--- What to produce ---
State how many lines in the following entries hold the word "Cookies". The reply is that number only.
== Segment start ==
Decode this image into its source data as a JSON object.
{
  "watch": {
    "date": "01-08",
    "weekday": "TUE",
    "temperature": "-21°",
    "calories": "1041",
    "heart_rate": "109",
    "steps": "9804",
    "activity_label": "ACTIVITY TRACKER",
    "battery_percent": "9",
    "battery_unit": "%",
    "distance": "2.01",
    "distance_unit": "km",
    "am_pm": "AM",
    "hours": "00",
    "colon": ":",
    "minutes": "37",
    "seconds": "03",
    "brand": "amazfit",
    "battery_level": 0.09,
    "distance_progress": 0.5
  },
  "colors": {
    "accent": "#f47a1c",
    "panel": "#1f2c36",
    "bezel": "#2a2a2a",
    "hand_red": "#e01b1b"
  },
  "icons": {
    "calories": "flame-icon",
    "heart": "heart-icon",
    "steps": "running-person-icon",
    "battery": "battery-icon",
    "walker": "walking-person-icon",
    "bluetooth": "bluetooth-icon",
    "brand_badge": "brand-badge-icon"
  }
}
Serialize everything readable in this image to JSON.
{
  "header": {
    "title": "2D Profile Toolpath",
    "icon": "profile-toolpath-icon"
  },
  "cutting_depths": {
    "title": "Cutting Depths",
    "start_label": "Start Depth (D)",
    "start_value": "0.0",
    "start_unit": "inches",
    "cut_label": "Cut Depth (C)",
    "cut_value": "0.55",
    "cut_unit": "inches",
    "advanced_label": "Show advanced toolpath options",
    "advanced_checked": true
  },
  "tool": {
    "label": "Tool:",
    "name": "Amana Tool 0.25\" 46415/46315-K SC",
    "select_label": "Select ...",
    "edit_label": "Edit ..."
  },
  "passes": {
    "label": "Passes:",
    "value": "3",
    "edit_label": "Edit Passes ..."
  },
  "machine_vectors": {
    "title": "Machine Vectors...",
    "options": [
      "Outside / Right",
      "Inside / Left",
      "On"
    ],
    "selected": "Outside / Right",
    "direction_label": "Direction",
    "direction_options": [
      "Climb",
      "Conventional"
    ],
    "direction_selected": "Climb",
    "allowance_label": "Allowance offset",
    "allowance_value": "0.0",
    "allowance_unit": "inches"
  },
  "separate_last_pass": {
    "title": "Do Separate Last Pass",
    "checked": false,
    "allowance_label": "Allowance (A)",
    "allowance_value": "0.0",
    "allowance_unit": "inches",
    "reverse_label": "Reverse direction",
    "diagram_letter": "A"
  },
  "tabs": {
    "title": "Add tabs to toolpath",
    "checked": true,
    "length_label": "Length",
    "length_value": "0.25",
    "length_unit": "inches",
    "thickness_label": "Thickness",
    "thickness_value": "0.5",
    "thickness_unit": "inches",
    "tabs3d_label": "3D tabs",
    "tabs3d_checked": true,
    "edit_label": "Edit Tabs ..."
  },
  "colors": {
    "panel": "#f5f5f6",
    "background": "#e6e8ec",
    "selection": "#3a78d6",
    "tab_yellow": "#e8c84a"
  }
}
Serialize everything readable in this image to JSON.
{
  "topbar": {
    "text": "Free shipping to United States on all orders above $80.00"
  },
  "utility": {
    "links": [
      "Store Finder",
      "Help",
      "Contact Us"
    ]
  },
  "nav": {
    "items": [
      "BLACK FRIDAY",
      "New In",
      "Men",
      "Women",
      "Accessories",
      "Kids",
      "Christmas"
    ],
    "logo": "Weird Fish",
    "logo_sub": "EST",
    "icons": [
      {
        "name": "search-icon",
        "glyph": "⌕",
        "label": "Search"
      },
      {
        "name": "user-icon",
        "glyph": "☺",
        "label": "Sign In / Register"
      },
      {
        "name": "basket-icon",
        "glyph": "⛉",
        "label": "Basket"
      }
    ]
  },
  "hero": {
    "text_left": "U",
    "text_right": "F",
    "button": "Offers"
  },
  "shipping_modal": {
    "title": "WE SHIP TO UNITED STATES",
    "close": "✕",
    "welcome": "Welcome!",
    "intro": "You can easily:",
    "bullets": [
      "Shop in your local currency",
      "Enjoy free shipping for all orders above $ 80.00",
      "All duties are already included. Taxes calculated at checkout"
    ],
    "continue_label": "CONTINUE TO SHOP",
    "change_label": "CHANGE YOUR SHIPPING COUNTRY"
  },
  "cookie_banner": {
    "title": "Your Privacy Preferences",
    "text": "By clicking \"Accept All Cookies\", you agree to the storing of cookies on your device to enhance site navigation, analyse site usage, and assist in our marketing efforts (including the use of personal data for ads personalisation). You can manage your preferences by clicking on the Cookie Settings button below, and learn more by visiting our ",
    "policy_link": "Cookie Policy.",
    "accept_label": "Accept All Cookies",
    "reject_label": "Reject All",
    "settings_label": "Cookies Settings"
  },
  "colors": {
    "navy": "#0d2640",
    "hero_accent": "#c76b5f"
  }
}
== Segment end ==
--- Exercise result ---
3